▸ Work item
Below are some records. Copy every line in them that holds "screenshot".
***** Material supplied *****
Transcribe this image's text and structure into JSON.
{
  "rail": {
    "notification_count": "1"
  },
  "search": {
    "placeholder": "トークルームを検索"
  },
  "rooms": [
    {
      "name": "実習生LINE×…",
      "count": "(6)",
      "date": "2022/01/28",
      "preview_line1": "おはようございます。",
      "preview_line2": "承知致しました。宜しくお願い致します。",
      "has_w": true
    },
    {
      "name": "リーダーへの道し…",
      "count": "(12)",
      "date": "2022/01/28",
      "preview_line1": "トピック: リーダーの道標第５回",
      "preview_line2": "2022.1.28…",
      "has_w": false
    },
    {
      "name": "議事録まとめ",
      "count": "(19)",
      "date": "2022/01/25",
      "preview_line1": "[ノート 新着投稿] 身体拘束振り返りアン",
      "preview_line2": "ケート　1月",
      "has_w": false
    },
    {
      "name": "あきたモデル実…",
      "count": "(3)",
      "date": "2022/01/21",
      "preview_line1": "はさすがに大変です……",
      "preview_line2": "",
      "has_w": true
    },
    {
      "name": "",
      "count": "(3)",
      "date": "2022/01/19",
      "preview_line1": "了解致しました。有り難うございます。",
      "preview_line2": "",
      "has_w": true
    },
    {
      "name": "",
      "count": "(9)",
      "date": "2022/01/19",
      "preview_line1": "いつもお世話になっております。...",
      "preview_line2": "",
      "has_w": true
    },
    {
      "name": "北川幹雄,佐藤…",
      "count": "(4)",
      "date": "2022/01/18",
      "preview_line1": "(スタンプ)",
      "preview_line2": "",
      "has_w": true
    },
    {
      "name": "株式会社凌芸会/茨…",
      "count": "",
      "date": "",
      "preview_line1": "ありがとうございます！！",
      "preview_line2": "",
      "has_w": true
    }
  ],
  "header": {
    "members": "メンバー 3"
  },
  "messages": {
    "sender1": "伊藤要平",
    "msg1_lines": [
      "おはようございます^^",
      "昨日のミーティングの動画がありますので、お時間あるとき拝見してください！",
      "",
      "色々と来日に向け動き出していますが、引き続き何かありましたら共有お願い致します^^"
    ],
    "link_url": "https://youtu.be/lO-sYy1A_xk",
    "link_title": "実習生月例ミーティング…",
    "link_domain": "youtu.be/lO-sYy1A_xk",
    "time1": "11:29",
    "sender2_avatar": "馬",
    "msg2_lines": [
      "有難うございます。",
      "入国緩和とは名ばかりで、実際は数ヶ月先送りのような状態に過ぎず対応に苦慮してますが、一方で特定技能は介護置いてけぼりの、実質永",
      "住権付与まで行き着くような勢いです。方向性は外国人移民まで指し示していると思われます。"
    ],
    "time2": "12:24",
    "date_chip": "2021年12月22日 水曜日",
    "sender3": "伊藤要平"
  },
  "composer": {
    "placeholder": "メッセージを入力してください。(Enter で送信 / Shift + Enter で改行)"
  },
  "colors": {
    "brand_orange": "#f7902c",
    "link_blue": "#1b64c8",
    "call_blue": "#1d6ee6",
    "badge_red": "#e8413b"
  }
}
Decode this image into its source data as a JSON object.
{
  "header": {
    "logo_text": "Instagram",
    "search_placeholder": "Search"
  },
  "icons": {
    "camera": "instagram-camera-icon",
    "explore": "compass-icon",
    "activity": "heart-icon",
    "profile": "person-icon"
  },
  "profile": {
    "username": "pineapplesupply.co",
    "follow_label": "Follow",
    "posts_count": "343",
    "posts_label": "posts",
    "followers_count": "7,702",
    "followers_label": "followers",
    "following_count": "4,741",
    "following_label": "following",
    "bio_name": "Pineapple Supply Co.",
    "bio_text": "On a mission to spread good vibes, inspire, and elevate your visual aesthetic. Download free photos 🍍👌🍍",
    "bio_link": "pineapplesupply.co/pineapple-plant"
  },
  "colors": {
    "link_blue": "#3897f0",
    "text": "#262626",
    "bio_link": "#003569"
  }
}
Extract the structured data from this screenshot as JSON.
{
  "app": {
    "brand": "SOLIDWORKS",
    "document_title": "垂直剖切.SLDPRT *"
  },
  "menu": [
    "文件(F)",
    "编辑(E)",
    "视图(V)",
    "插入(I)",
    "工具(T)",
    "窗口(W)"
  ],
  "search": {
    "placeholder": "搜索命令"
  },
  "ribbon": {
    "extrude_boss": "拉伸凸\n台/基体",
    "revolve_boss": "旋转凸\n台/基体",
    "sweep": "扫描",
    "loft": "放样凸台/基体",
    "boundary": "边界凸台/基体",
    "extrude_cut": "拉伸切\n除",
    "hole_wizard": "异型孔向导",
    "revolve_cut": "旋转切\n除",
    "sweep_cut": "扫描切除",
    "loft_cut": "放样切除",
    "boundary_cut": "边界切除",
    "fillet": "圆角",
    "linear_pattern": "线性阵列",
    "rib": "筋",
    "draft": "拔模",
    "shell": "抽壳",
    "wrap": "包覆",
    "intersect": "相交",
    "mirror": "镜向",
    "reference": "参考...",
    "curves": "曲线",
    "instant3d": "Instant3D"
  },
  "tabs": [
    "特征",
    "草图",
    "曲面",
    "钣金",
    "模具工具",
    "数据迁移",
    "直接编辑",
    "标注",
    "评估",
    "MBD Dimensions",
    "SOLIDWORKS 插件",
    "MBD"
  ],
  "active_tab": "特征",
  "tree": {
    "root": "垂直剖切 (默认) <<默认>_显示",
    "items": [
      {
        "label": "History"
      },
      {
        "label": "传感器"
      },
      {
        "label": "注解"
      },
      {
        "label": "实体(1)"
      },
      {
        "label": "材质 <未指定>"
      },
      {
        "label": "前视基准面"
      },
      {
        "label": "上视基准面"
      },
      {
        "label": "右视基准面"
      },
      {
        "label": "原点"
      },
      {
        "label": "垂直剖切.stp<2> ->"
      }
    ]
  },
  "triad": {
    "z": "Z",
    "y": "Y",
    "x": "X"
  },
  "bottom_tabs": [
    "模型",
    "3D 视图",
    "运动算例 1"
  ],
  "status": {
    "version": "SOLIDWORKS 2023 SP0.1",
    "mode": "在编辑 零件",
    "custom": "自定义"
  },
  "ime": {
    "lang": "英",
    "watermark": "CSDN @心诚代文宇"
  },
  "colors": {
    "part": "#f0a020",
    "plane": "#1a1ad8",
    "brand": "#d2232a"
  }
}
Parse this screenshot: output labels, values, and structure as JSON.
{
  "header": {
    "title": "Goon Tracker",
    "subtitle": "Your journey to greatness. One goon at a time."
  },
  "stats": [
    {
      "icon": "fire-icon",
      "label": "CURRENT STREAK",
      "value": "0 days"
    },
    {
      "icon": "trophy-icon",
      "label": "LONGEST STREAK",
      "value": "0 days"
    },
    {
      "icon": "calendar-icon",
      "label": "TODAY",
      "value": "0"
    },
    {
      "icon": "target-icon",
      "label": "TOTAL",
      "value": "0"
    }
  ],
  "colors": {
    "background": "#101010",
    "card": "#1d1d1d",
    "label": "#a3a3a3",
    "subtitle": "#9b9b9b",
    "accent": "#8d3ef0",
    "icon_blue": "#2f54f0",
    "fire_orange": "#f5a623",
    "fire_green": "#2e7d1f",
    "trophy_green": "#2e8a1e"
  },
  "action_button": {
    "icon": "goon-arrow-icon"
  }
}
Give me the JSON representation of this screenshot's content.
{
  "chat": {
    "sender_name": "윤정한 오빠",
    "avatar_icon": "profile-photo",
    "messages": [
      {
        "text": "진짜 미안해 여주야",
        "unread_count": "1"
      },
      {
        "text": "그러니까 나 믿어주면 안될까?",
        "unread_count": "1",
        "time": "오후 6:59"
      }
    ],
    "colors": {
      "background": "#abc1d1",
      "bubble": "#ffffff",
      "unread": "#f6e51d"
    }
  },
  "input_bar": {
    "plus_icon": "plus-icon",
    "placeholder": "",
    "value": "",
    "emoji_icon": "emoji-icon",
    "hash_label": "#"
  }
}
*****
▸ Result of the task
Extract the structured data from this screenshot as JSON.
Parse this screenshot: output labels, values, and structure as JSON.
Give me the JSON representation of this screenshot's content.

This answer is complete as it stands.